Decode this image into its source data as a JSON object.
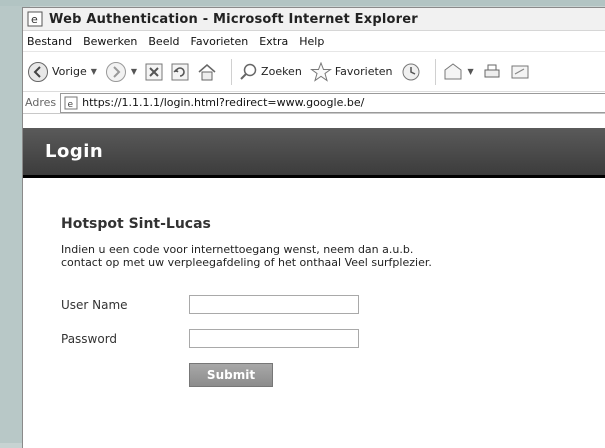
{
  "window": {
    "title": "Web Authentication - Microsoft Internet Explorer"
  },
  "menubar": {
    "items": [
      "Bestand",
      "Bewerken",
      "Beeld",
      "Favorieten",
      "Extra",
      "Help"
    ]
  },
  "toolbar": {
    "back_label": "Vorige",
    "search_label": "Zoeken",
    "favorites_label": "Favorieten"
  },
  "addressbar": {
    "label": "Adres",
    "url": "https://1.1.1.1/login.html?redirect=www.google.be/"
  },
  "page": {
    "header": "Login",
    "hotspot_title": "Hotspot Sint-Lucas",
    "info_text": "Indien u een code voor internettoegang wenst, neem dan a.u.b. contact op met uw verpleegafdeling of het onthaal Veel surfplezier.",
    "username_label": "User Name",
    "username_value": "",
    "password_label": "Password",
    "password_value": "",
    "submit_label": "Submit"
  },
  "colors": {
    "header_bg": "#4a4a4a",
    "header_border": "#000000",
    "submit_bg": "#999999"
  }
}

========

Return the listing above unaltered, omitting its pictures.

# [RESPONSE TO THE TASK]
Decode this image into its source data as a JSON object.
{
  "window": {
    "title": "Web Authentication - Microsoft Internet Explorer"
  },
  "menubar": {
    "items": [
      "Bestand",
      "Bewerken",
      "Beeld",
      "Favorieten",
      "Extra",
      "Help"
    ]
  },
  "toolbar": {
    "back_label": "Vorige",
    "search_label": "Zoeken",
    "favorites_label": "Favorieten"
  },
  "addressbar": {
    "label": "Adres",
    "url": "https://1.1.1.1/login.html?redirect=www.google.be/"
  },
  "page": {
    "header": "Login",
    "hotspot_title": "Hotspot Sint-Lucas",
    "info_text": "Indien u een code voor internettoegang wenst, neem dan a.u.b. contact op met uw verpleegafdeling of het onthaal Veel surfplezier.",
    "username_label": "User Name",
    "username_value": "",
    "password_label": "Password",
    "password_value": "",
    "submit_label": "Submit"
  },
  "colors": {
    "header_bg": "#4a4a4a",
    "header_border": "#000000",
    "submit_bg": "#999999"
  }
}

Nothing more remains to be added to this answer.